German

Notable Faculty & Student Achievements

June 2021

  • Associate Professor of German Erika Berroth presented the paper “Opening Language Learning to Social Justice: Designing an OER German Curriculum” at the virtual Language Education for Social Justice conference and the 37th Summer School of Applied Language Studies hosted by the University of Jyväskylä, Finland, June 1–3, 2021. An international group of scholars, educators, and artists answered central questions: What does social justice have to do with language education? Why do we need to talk about social justice as language teachers, teacher educators, and researchers? How can research look at and beyond language in education with the goal of being a catalyst for critical thinking, democracy, equity, and peace? Berroth’s contribution focused on the collaborative authoring and editing of an open educational resource, Grenzenlos Deutsch , an introductory German curriculum.





April 2021

  • Associate Professor of German Erika Berroth presented a paper at the 74th KFLC: The Languages, Literatures, and Cultures Conference at the University of Kentucky, Lexington, April 22–24, 2021. Her paper “STEM, German, and Dürrenmatt: Interdisciplinary Connections” contributed to the panel “Friedrich Dürrenmatt at 100,” commemorating the Swiss author and public intellectual.





  • Associate Professor of German Erika Berroth earned a materials grant from the German Academic Exchange Service, or DAAD. The German program curriculum and interdisciplinary programs will be enriched through a curated collection of diverse materials on German myths and legends. Berroth is eligible to compete for those grants as she serves as a DAAD Ortslektorin, connecting and coordinating outreach to educators at all levels of instruction.





February 2021

  • Associate Professor of German Erika Berroth received a grant from the German Academic Exchange Service, DAAD. The grant enriches the teaching and learning of German at SU through a curated collection of prominent publications in German literature in 2019 and 2020.





  • Associate Professor of German Erika Berroth participated in a roundtable at the 2021 virtual conference of the Modern Language Association in Toronto, Canada.
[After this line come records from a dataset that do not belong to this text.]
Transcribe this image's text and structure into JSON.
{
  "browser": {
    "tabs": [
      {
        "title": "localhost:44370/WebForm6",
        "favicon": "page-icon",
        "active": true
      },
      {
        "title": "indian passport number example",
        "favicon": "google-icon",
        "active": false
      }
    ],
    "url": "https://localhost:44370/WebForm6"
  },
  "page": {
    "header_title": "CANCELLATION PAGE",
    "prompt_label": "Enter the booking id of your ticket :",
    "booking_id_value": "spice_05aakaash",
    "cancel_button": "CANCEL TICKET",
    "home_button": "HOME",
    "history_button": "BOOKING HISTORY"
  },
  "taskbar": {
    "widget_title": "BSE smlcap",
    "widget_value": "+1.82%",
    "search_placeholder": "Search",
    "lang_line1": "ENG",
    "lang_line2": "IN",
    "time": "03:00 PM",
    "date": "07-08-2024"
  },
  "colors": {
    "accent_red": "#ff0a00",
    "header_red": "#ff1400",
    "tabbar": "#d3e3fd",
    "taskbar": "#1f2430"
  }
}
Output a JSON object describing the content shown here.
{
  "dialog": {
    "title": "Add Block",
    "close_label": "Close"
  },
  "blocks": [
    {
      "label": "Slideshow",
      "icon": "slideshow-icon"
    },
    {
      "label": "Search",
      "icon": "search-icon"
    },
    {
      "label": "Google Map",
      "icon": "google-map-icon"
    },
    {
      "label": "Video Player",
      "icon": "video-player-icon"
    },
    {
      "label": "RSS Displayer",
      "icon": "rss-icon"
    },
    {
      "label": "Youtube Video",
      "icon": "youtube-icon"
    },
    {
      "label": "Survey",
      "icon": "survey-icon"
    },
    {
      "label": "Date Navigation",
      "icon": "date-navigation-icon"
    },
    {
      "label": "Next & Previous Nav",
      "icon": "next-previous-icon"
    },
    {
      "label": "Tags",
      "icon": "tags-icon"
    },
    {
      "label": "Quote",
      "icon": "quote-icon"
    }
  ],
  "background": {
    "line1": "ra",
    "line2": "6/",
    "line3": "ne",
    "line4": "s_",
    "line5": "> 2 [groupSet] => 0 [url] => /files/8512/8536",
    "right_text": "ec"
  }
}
Berroth was one of four speakers invited to present on the topic “How to Survive as a Small German Program.” The session was sponsored by the American Association of Teachers of German.





October 2020

  • Associate Professor of German Erika Berroth gave a presentation on “Syllabus Design and Universal Design for Learning (UDL)” at the 45th Annual Women in German Conference, which was hosted virtually at Sewanee, University of the South, Tennessee, October 15–18, 2020. The presentation contributed to a pedagogy panel on “Universal Design for Learning as Feminist Practice.” Berroth serves on the Women in German Dissertation Prize Committee and was delighted to meet and mentor the candidates and the award winner, who participated from Germany. 





  • Associate Professor of German Erika Berroth  participated in a three-day faculty seminar convened in the context of the 44th annual meeting of the German Studies Association. Via Zoom, the Beyond Umweltschutz:  Narrative and Visual Responses to Environmental Threats seminar brought together 18 environmental humanities scholars from three continents to discuss the research papers they shared with this group earlier this year. Berroth’s contribution, “From Apathy to Empathy: Approaches to Inviting Activism at the Intersections of Science and Storytelling in Werner Herzog’s Documentaries and Ilija Trojanow’s EisTau  (2011)/ The Lamentations of Zeno  (2016),” relates to texts and contexts she teaches in her first-year and advanced-entry  seminar on International Climate Fiction. 





September 2020

  • Associate Professor of German Erika Berroth  published an article commemorating the work of the late Ursula Mahlendorf, an advocate for justice, feminist scholar, and pioneer in connecting psychoanalysis with the study of literary representations, childhood trauma, and creativity. The article appears in Glossen,  a peer-reviewed, bilingual, German–American scholarly journal on literature, art, and culture in German-speaking countries after 1945.